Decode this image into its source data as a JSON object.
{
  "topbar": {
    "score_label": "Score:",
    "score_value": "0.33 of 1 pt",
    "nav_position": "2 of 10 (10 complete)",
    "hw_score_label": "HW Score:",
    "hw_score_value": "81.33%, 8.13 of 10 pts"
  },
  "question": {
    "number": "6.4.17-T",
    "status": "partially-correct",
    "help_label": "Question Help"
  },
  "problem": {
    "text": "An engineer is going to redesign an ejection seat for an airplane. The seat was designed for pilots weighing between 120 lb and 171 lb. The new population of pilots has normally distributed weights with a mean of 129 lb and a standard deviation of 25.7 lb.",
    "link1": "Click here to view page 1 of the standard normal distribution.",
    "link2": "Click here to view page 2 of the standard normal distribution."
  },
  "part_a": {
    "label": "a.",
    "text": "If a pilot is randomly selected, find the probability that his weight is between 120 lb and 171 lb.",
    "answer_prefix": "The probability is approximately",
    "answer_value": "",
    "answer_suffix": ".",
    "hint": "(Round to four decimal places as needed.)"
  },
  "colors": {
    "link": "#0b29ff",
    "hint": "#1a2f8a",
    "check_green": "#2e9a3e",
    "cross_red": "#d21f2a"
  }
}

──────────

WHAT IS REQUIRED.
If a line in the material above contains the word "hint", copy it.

ANSWER FOR THE TASK.
    "hint": "(Round to four decimal places as needed.)"
    "hint": "#1a2f8a",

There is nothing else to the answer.